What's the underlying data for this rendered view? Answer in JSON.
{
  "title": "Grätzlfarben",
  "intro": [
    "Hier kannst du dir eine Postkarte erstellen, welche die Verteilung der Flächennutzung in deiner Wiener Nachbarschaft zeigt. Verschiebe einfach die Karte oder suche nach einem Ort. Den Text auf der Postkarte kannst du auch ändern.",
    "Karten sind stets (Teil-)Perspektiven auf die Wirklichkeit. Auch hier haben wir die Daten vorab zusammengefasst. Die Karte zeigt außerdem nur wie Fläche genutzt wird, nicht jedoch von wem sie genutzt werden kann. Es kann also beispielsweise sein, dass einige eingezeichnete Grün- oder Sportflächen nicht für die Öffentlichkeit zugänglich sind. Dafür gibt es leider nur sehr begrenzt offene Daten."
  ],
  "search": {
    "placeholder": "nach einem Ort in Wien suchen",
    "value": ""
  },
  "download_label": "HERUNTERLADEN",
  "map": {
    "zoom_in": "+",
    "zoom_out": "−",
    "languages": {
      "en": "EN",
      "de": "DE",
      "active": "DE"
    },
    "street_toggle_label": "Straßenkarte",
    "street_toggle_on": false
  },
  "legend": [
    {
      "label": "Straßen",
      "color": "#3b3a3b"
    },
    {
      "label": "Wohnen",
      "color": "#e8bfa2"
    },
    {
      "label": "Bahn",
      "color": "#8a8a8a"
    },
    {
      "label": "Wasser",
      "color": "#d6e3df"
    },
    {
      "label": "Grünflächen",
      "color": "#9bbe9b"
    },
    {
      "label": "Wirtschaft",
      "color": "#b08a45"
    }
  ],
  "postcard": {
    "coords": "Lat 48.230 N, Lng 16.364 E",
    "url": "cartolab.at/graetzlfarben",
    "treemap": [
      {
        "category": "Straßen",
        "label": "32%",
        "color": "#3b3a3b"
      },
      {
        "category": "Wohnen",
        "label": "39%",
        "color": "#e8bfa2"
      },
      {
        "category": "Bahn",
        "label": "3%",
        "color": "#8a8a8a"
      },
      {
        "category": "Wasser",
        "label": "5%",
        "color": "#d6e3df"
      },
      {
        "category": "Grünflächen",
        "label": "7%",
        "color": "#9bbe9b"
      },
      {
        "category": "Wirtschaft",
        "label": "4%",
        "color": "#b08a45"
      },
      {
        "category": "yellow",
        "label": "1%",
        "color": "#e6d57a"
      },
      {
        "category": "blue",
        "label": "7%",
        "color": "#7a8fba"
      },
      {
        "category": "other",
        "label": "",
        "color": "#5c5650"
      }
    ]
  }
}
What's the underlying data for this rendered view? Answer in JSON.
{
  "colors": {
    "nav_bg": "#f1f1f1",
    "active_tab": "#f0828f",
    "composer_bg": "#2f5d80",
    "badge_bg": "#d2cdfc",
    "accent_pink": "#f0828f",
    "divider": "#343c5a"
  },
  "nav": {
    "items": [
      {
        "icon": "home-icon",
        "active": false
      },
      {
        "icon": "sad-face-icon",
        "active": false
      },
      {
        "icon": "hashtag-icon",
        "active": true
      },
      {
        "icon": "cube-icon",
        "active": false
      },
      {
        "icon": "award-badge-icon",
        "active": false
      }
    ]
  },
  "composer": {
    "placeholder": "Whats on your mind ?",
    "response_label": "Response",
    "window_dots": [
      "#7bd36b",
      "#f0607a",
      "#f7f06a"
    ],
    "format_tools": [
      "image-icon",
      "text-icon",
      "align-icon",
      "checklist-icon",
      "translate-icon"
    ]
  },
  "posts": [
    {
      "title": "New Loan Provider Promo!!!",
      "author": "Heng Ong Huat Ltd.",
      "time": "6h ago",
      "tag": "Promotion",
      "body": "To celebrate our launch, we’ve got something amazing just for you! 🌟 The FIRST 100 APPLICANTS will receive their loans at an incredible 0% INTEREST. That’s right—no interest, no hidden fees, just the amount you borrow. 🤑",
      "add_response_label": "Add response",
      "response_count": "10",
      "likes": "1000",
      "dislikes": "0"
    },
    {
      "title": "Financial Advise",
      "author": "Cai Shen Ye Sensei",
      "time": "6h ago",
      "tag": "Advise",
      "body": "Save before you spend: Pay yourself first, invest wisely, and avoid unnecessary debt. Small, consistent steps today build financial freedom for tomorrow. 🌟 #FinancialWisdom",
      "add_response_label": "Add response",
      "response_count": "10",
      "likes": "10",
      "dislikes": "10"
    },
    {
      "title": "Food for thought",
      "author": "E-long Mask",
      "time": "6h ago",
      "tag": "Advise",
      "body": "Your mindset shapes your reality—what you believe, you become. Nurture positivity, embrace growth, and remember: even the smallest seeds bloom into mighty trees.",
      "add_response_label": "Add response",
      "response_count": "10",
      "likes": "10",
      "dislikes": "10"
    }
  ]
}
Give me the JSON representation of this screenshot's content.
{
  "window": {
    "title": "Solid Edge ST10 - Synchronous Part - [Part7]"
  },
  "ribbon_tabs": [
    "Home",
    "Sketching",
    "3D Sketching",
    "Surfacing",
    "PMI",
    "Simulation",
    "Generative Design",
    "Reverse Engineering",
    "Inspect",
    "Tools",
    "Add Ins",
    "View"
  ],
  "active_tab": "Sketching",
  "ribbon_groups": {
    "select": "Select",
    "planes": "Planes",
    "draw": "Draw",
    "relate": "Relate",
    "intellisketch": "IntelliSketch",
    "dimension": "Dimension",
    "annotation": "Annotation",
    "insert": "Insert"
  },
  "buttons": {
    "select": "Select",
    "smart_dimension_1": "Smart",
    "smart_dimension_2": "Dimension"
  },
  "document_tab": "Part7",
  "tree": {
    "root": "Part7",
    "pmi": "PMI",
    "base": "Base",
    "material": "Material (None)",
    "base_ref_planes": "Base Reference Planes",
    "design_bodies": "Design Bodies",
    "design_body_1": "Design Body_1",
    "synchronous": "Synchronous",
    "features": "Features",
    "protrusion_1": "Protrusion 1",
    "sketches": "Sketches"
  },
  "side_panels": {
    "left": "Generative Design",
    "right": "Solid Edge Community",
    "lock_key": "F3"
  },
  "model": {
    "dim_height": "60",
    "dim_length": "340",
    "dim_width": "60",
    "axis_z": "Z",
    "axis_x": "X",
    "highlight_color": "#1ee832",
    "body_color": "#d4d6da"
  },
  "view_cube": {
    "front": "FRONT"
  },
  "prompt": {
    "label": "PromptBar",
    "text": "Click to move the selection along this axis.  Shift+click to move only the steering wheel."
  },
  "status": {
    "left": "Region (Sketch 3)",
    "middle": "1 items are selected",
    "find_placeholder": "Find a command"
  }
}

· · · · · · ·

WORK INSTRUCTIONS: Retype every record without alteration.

ANSWER TO THIS TASK:
What's the underlying data for this rendered view? Answer in JSON.
{
  "title": "Grätzlfarben",
  "intro": [
    "Hier kannst du dir eine Postkarte erstellen, welche die Verteilung der Flächennutzung in deiner Wiener Nachbarschaft zeigt. Verschiebe einfach die Karte oder suche nach einem Ort. Den Text auf der Postkarte kannst du auch ändern.",
    "Karten sind stets (Teil-)Perspektiven auf die Wirklichkeit. Auch hier haben wir die Daten vorab zusammengefasst. Die Karte zeigt außerdem nur wie Fläche genutzt wird, nicht jedoch von wem sie genutzt werden kann. Es kann also beispielsweise sein, dass einige eingezeichnete Grün- oder Sportflächen nicht für die Öffentlichkeit zugänglich sind. Dafür gibt es leider nur sehr begrenzt offene Daten."
  ],
  "search": {
    "placeholder": "nach einem Ort in Wien suchen",
    "value": ""
  },
  "download_label": "HERUNTERLADEN",
  "map": {
    "zoom_in": "+",
    "zoom_out": "−",
    "languages": {
      "en": "EN",
      "de": "DE",
      "active": "DE"
    },
    "street_toggle_label": "Straßenkarte",
    "street_toggle_on": false
  },
  "legend": [
    {
      "label": "Straßen",
      "color": "#3b3a3b"
    },
    {
      "label": "Wohnen",
      "color": "#e8bfa2"
    },
    {
      "label": "Bahn",
      "color": "#8a8a8a"
    },
    {
      "label": "Wasser",
      "color": "#d6e3df"
    },
    {
      "label": "Grünflächen",
      "color": "#9bbe9b"
    },
    {
      "label": "Wirtschaft",
      "color": "#b08a45"
    }
  ],
  "postcard": {
    "coords": "Lat 48.230 N, Lng 16.364 E",
    "url": "cartolab.at/graetzlfarben",
    "treemap": [
      {
        "category": "Straßen",
        "label": "32%",
        "color": "#3b3a3b"
      },
      {
        "category": "Wohnen",
        "label": "39%",
        "color": "#e8bfa2"
      },
      {
        "category": "Bahn",
        "label": "3%",
        "color": "#8a8a8a"
      },
      {
        "category": "Wasser",
        "label": "5%",
        "color": "#d6e3df"
      },
      {
        "category": "Grünflächen",
        "label": "7%",
        "color": "#9bbe9b"
      },
      {
        "category": "Wirtschaft",
        "label": "4%",
        "color": "#b08a45"
      },
      {
        "category": "yellow",
        "label": "1%",
        "color": "#e6d57a"
      },
      {
        "category": "blue",
        "label": "7%",
        "color": "#7a8fba"
      },
      {
        "category": "other",
        "label": "",
        "color": "#5c5650"
      }
    ]
  }
}
What's the underlying data for this rendered view? Answer in JSON.
{
  "colors": {
    "nav_bg": "#f1f1f1",
    "active_tab": "#f0828f",
    "composer_bg": "#2f5d80",
    "badge_bg": "#d2cdfc",
    "accent_pink": "#f0828f",
    "divider": "#343c5a"
  },
  "nav": {
    "items": [
      {
        "icon": "home-icon",
        "active": false
      },
      {
        "icon": "sad-face-icon",
        "active": false
      },
      {
        "icon": "hashtag-icon",
        "active": true
      },
      {
        "icon": "cube-icon",
        "active": false
      },
      {
        "icon": "award-badge-icon",
        "active": false
      }
    ]
  },
  "composer": {
    "placeholder": "Whats on your mind ?",
    "response_label": "Response",
    "window_dots": [
      "#7bd36b",
      "#f0607a",
      "#f7f06a"
    ],
    "format_tools": [
      "image-icon",
      "text-icon",
      "align-icon",
      "checklist-icon",
      "translate-icon"
    ]
  },
  "posts": [
    {
      "title": "New Loan Provider Promo!!!",
      "author": "Heng Ong Huat Ltd.",
      "time": "6h ago",
      "tag": "Promotion",
      "body": "To celebrate our launch, we’ve got something amazing just for you! 🌟 The FIRST 100 APPLICANTS will receive their loans at an incredible 0% INTEREST. That’s right—no interest, no hidden fees, just the amount you borrow. 🤑",
      "add_response_label": "Add response",
      "response_count": "10",
      "likes": "1000",
      "dislikes": "0"
    },
    {
      "title": "Financial Advise",
      "author": "Cai Shen Ye Sensei",
      "time": "6h ago",
      "tag": "Advise",
      "body": "Save before you spend: Pay yourself first, invest wisely, and avoid unnecessary debt. Small, consistent steps today build financial freedom for tomorrow. 🌟 #FinancialWisdom",
      "add_response_label": "Add response",
      "response_count": "10",
      "likes": "10",
      "dislikes": "10"
    },
    {
      "title": "Food for thought",
      "author": "E-long Mask",
      "time": "6h ago",
      "tag": "Advise",
      "body": "Your mindset shapes your reality—what you believe, you become. Nurture positivity, embrace growth, and remember: even the smallest seeds bloom into mighty trees.",
      "add_response_label": "Add response",
      "response_count": "10",
      "likes": "10",
      "dislikes": "10"
    }
  ]
}
Give me the JSON representation of this screenshot's content.
{
  "window": {
    "title": "Solid Edge ST10 - Synchronous Part - [Part7]"
  },
  "ribbon_tabs": [
    "Home",
    "Sketching",
    "3D Sketching",
    "Surfacing",
    "PMI",
    "Simulation",
    "Generative Design",
    "Reverse Engineering",
    "Inspect",
    "Tools",
    "Add Ins",
    "View"
  ],
  "active_tab": "Sketching",
  "ribbon_groups": {
    "select": "Select",
    "planes": "Planes",
    "draw": "Draw",
    "relate": "Relate",
    "intellisketch": "IntelliSketch",
    "dimension": "Dimension",
    "annotation": "Annotation",
    "insert": "Insert"
  },
  "buttons": {
    "select": "Select",
    "smart_dimension_1": "Smart",
    "smart_dimension_2": "Dimension"
  },
  "document_tab": "Part7",
  "tree": {
    "root": "Part7",
    "pmi": "PMI",
    "base": "Base",
    "material": "Material (None)",
    "base_ref_planes": "Base Reference Planes",
    "design_bodies": "Design Bodies",
    "design_body_1": "Design Body_1",
    "synchronous": "Synchronous",
    "features": "Features",
    "protrusion_1": "Protrusion 1",
    "sketches": "Sketches"
  },
  "side_panels": {
    "left": "Generative Design",
    "right": "Solid Edge Community",
    "lock_key": "F3"
  },
  "model": {
    "dim_height": "60",
    "dim_length": "340",
    "dim_width": "60",
    "axis_z": "Z",
    "axis_x": "X",
    "highlight_color": "#1ee832",
    "body_color": "#d4d6da"
  },
  "view_cube": {
    "front": "FRONT"
  },
  "prompt": {
    "label": "PromptBar",
    "text": "Click to move the selection along this axis.  Shift+click to move only the steering wheel."
  },
  "status": {
    "left": "Region (Sketch 3)",
    "middle": "1 items are selected",
    "find_placeholder": "Find a command"
  }
}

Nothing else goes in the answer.